Clark County District Judge Kenneth Cory ordered Clark County Registrar of Voters Larry Lomax to accept signatures from the petitioners until July 20, and ordered several government agencies to not hinder their signature-gathering efforts.
The ruling early Tuesday favored Nevadans for Sound Government, seeking to bar full-time government workers from serving in the state's part-time Legislature; and proponents of an "Ax the Tax" petition to repeal last year's $833 million tax increase.
Cory rejected arguments that state law requires advance notice by groups trying to collect signatures at public locations such as government buildings, saying the word "advance" isn't in the statute.
"If the Legislature had intended to require advance notice, it would have said so," Cory said.
Advance notice and signed application requirements imposed on the groups created "an unconstitutional burden on the right to free speech and to circulate petitions for signatures," the judge added.
The deadline for the "Ax the Tax" petition was May 18. The petition on government employees in the Legislature faced a Tuesday deadline.
Lomax told the judge Saturday that if he granted a 60-day extension, ballots might not be ready by Nov. 2.
"We are stretched to the absolute limit," Lomax said.
But under questioning from Joel Hansen, attorney for Nevadans for Sound Government, Lomax told Cory it was possible that a measure could make it onto the ballot if petitions were turned in by July 20.
Janine Hansen, northern Nevada director of Nevadans for Sound Government and sister of Joel Hansen, was arrested on a trespassing charge last month when she refused to leave a Reno bus depot or sign a form she said would waive her constitutional right.
Christopher Hansen, Joel Hansen's brother, described confrontations at UNLV and several Department of Motor Vehicles offices where he said officials refused to let him collect signatures.

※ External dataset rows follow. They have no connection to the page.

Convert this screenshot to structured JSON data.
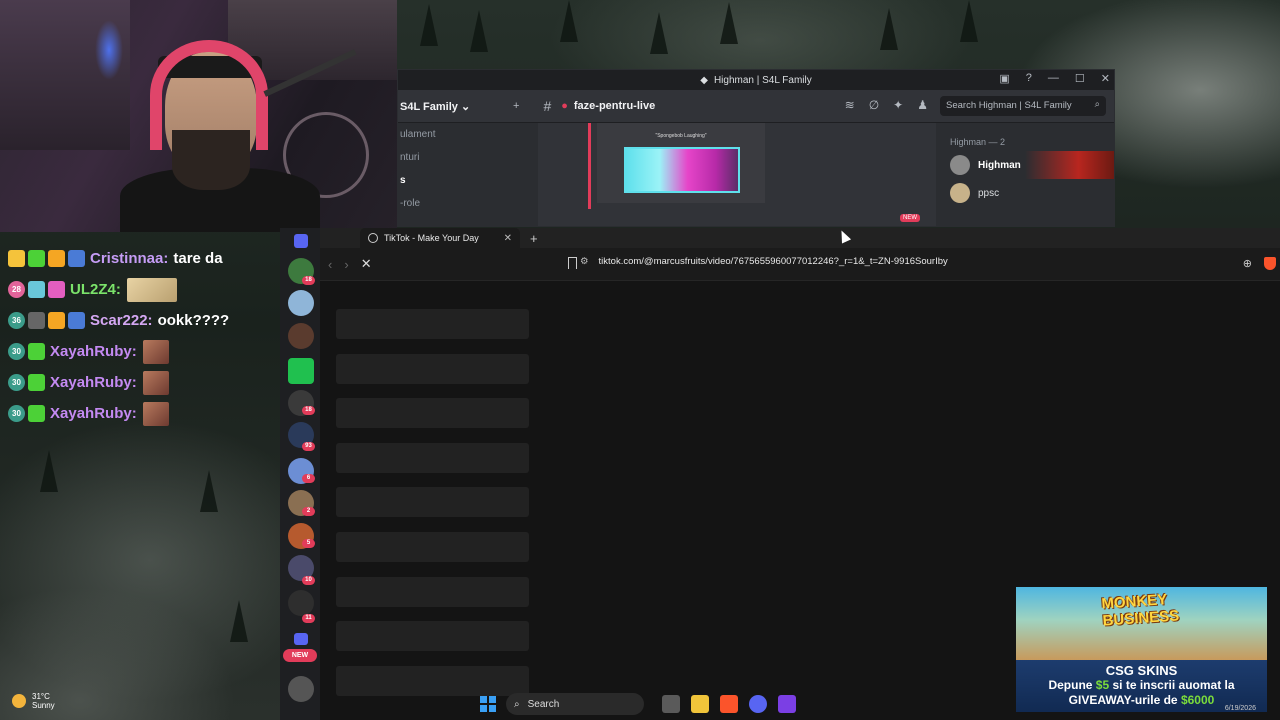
{
  "chat": {
    "lines": [
      {
        "user": "Cristinnaa:",
        "color": "#c59cf5",
        "message": "tare da",
        "badge_num": ""
      },
      {
        "user": "UL2Z4:",
        "color": "#7be36a",
        "message": "",
        "badge_num": "28"
      },
      {
        "user": "Scar222:",
        "color": "#d4a7f2",
        "message": "ookk????",
        "badge_num": "36"
      },
      {
        "user": "XayahRuby:",
        "color": "#c48af2",
        "message": "",
        "badge_num": "30"
      },
      {
        "user": "XayahRuby:",
        "color": "#c48af2",
        "message": "",
        "badge_num": "30"
      },
      {
        "user": "XayahRuby:",
        "color": "#c48af2",
        "message": "",
        "badge_num": "30"
      }
    ]
  },
  "weather": {
    "temp": "31°C",
    "condition": "Sunny"
  },
  "discord": {
    "window_title": "Highman | S4L Family",
    "server_name": "S4L Family",
    "channel_name": "faze-pentru-live",
    "search_placeholder": "Search Highman | S4L Family",
    "channels": [
      "ulament",
      "nturi",
      "s",
      "-role"
    ],
    "members_header": "Highman — 2",
    "members": [
      {
        "name": "Highman",
        "color": "#ffffff"
      },
      {
        "name": "ppsc",
        "color": "#dbdee1"
      }
    ],
    "video_caption": "\"Spongebob Laughing\"",
    "new_tag": "NEW"
  },
  "browser": {
    "tab_title": "TikTok - Make Your Day",
    "url": "tiktok.com/@marcusfruits/video/7675655960077012246?_r=1&_t=ZN-9916SourIby"
  },
  "rail": {
    "badges": [
      "18",
      "18",
      "93",
      "6",
      "2",
      "5",
      "10",
      "11"
    ],
    "new_label": "NEW"
  },
  "ad": {
    "title_line1": "MONKEY",
    "title_line2": "BUSINESS",
    "brand": "CSG SKINS",
    "text_prefix": "Depune ",
    "amount1": "$5",
    "text_mid": " si te inscrii auomat la",
    "text_line2": "GIVEAWAY-urile de ",
    "amount2": "$6000"
  },
  "taskbar": {
    "search_label": "Search",
    "date": "6/19/2026"
  },
  "colors": {
    "accent_red": "#e23c5a",
    "discord_bg": "#313338",
    "brave": "#fb542b"
  }
}
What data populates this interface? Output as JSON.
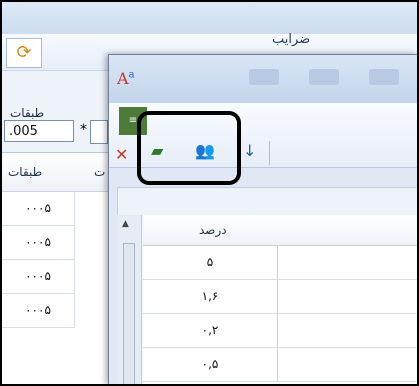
{
  "background_window": {
    "title": "ضرایب",
    "field_label": "طبقات",
    "field_value": ".005",
    "operator": "*",
    "grid": {
      "headers": [
        "طبقات",
        "ت"
      ],
      "rows": [
        "۰۰۰۵",
        "۰۰۰۵",
        "۰۰۰۵",
        "۰۰۰۵"
      ]
    }
  },
  "dialog": {
    "side_tab_label": "≡",
    "icons": [
      "text-size-icon",
      "truck-icon",
      "users-icon",
      "sort-down-icon",
      "close-x-icon"
    ],
    "table": {
      "header": "درصد",
      "rows": [
        "۵",
        "۱,۶",
        "۰,۲",
        "۰,۵"
      ]
    }
  }
}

Petition leaders said they were about 6,500 signatures short of the required total for the tax referendum, and had more than 30,000 of the 51,134 signatures needed for the measure on government workers serving in the Legislature.